(Records provided begins)
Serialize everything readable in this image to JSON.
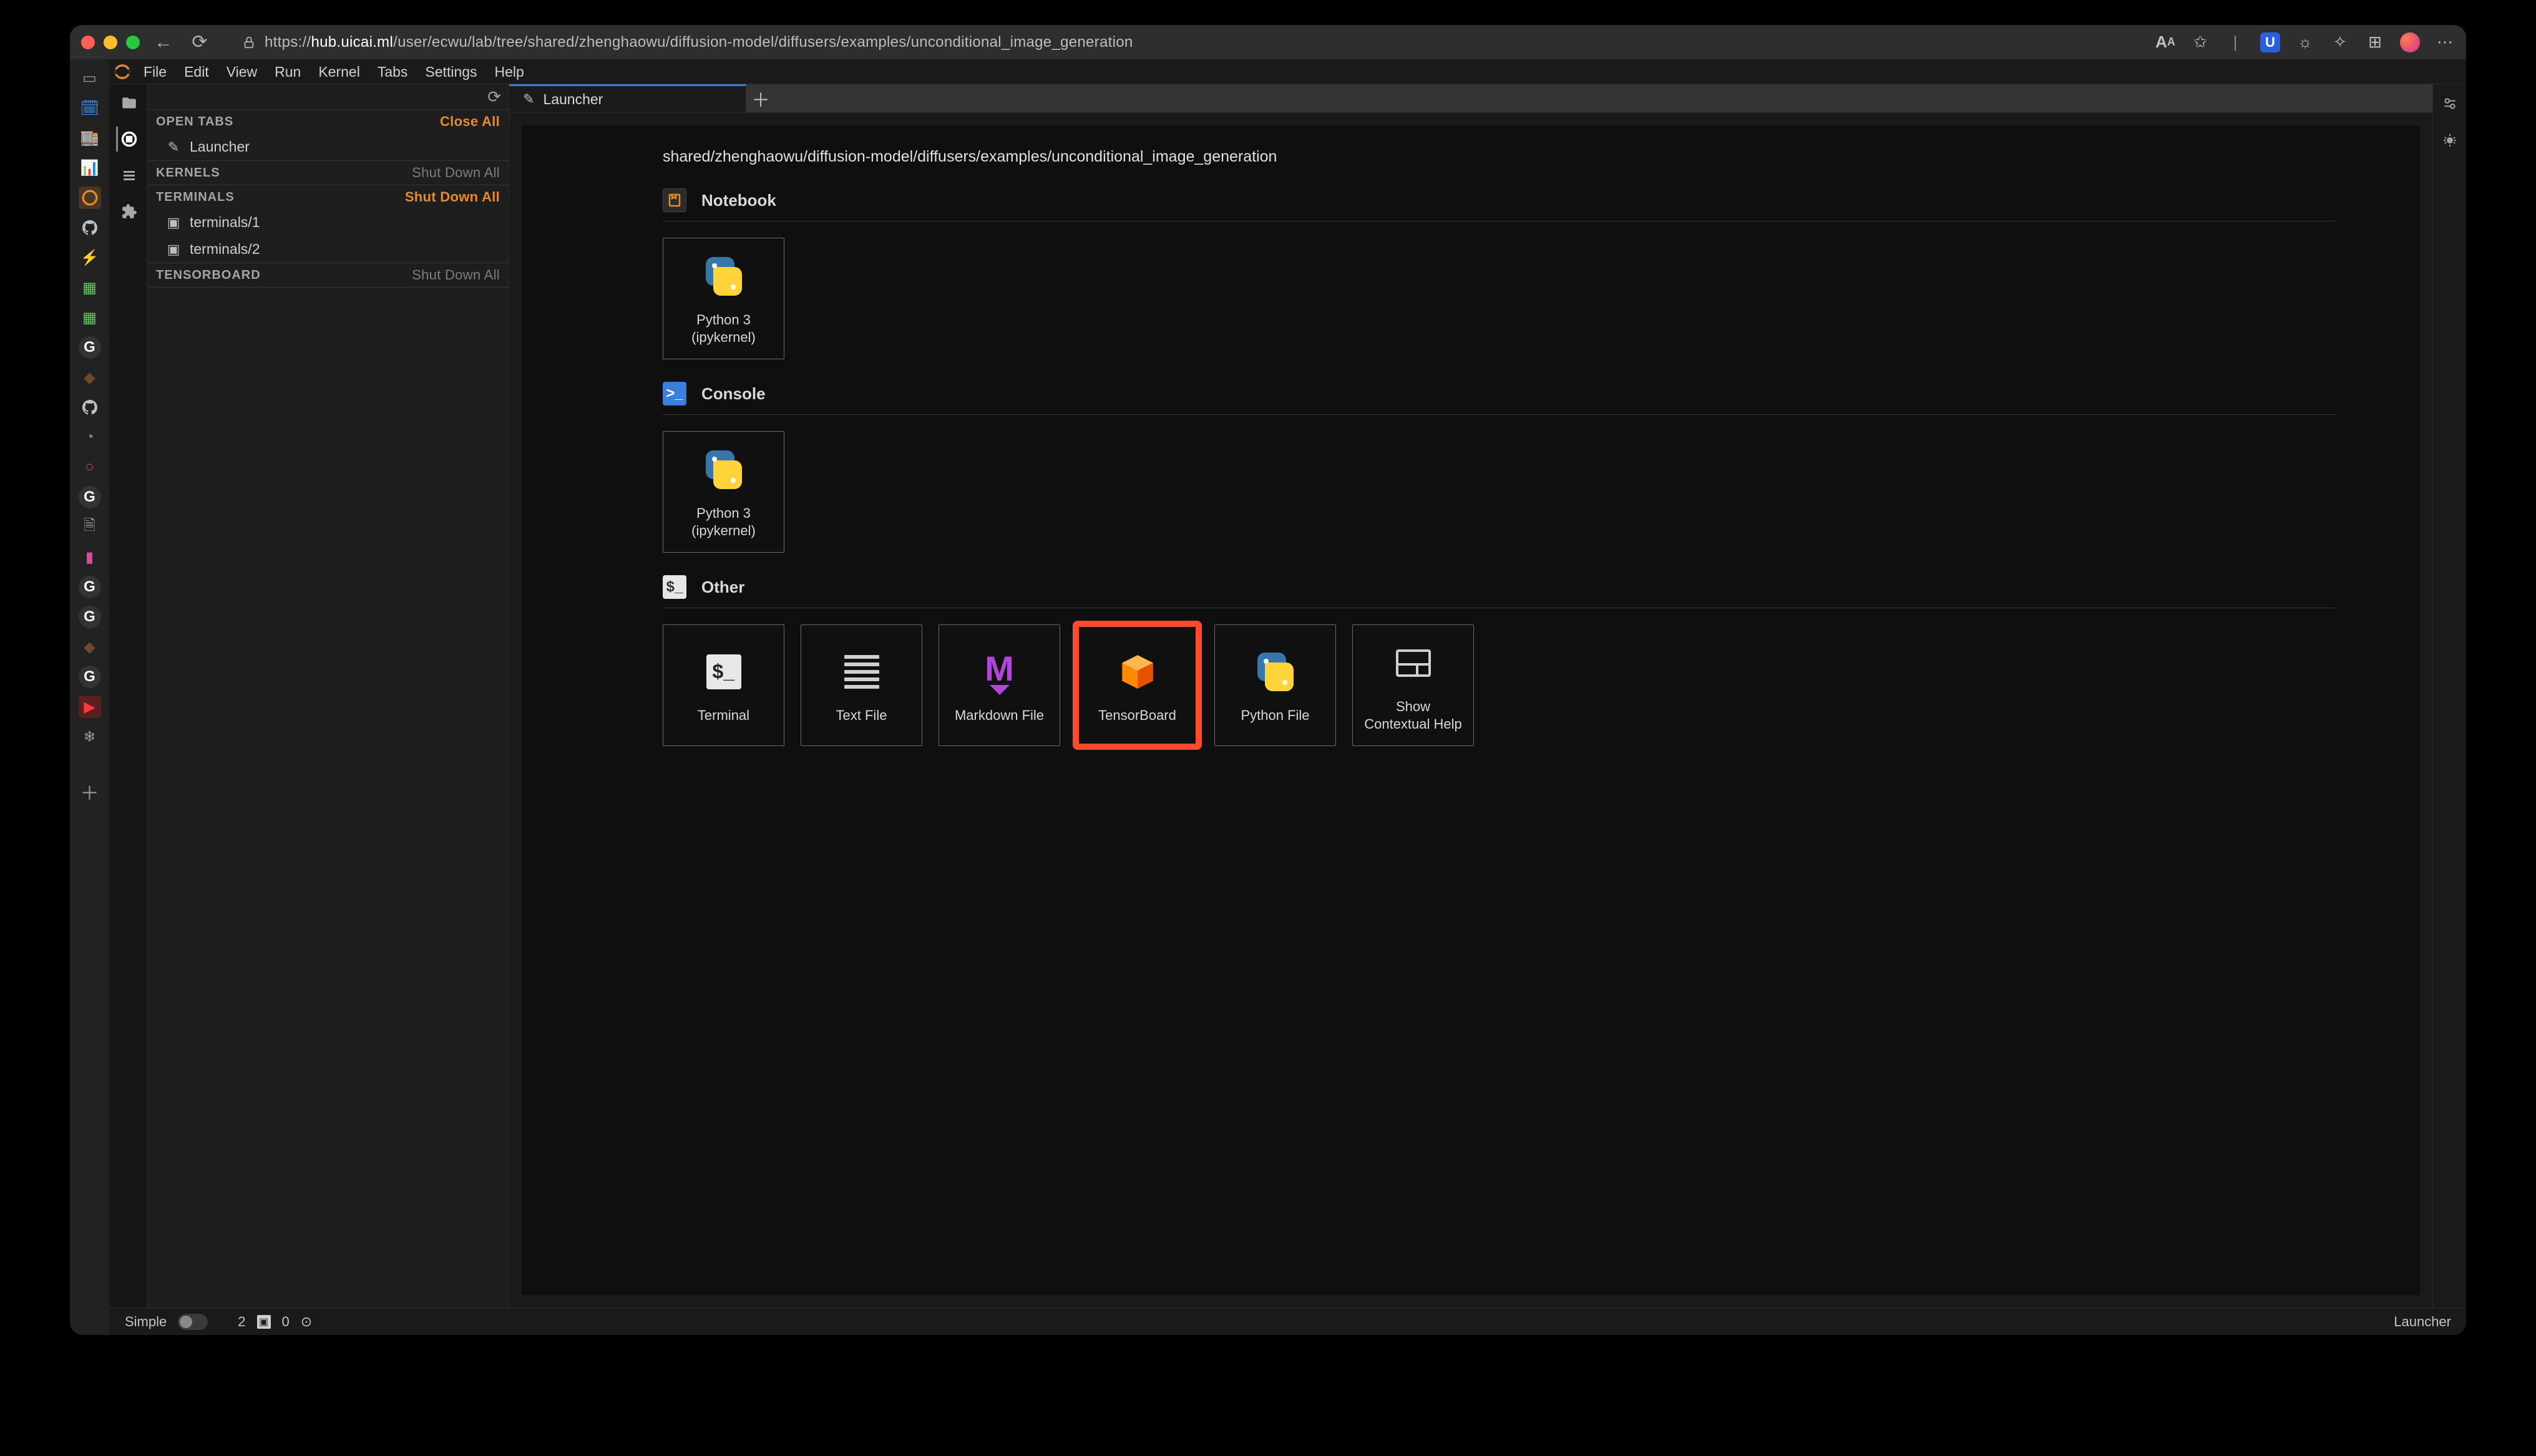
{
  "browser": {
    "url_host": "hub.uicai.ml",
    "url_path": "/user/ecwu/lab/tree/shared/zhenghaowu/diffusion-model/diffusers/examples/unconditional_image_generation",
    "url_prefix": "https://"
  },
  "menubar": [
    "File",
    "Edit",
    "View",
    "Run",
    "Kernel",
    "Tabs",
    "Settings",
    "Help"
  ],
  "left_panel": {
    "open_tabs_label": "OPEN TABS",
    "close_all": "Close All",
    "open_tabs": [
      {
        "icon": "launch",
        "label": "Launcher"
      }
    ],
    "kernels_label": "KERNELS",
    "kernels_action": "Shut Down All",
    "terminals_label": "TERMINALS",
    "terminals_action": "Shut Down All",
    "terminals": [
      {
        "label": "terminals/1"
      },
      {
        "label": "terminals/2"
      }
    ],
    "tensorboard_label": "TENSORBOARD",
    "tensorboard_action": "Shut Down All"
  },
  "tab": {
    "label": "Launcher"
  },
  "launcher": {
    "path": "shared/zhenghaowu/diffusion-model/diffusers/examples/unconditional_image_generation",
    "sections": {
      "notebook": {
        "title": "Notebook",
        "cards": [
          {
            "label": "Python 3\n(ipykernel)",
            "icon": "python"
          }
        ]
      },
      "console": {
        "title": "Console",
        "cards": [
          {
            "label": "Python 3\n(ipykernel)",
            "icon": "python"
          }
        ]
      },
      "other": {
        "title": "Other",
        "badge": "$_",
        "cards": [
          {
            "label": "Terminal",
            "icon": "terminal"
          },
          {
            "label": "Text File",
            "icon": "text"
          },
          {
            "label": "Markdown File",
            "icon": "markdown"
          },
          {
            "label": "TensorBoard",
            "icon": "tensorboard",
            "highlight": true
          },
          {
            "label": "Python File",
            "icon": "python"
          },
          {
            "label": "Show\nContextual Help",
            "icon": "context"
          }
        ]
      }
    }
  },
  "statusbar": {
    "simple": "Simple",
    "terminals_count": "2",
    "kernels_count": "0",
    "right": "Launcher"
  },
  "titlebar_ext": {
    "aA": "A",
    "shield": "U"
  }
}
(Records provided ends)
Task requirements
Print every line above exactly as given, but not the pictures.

Finished task
Serialize everything readable in this image to JSON.
{
  "browser": {
    "url_host": "hub.uicai.ml",
    "url_path": "/user/ecwu/lab/tree/shared/zhenghaowu/diffusion-model/diffusers/examples/unconditional_image_generation",
    "url_prefix": "https://"
  },
  "menubar": [
    "File",
    "Edit",
    "View",
    "Run",
    "Kernel",
    "Tabs",
    "Settings",
    "Help"
  ],
  "left_panel": {
    "open_tabs_label": "OPEN TABS",
    "close_all": "Close All",
    "open_tabs": [
      {
        "icon": "launch",
        "label": "Launcher"
      }
    ],
    "kernels_label": "KERNELS",
    "kernels_action": "Shut Down All",
    "terminals_label": "TERMINALS",
    "terminals_action": "Shut Down All",
    "terminals": [
      {
        "label": "terminals/1"
      },
      {
        "label": "terminals/2"
      }
    ],
    "tensorboard_label": "TENSORBOARD",
    "tensorboard_action": "Shut Down All"
  },
  "tab": {
    "label": "Launcher"
  },
  "launcher": {
    "path": "shared/zhenghaowu/diffusion-model/diffusers/examples/unconditional_image_generation",
    "sections": {
      "notebook": {
        "title": "Notebook",
        "cards": [
          {
            "label": "Python 3\n(ipykernel)",
            "icon": "python"
          }
        ]
      },
      "console": {
        "title": "Console",
        "cards": [
          {
            "label": "Python 3\n(ipykernel)",
            "icon": "python"
          }
        ]
      },
      "other": {
        "title": "Other",
        "badge": "$_",
        "cards": [
          {
            "label": "Terminal",
            "icon": "terminal"
          },
          {
            "label": "Text File",
            "icon": "text"
          },
          {
            "label": "Markdown File",
            "icon": "markdown"
          },
          {
            "label": "TensorBoard",
            "icon": "tensorboard",
            "highlight": true
          },
          {
            "label": "Python File",
            "icon": "python"
          },
          {
            "label": "Show\nContextual Help",
            "icon": "context"
          }
        ]
      }
    }
  },
  "statusbar": {
    "simple": "Simple",
    "terminals_count": "2",
    "kernels_count": "0",
    "right": "Launcher"
  },
  "titlebar_ext": {
    "aA": "A",
    "shield": "U"
  }
}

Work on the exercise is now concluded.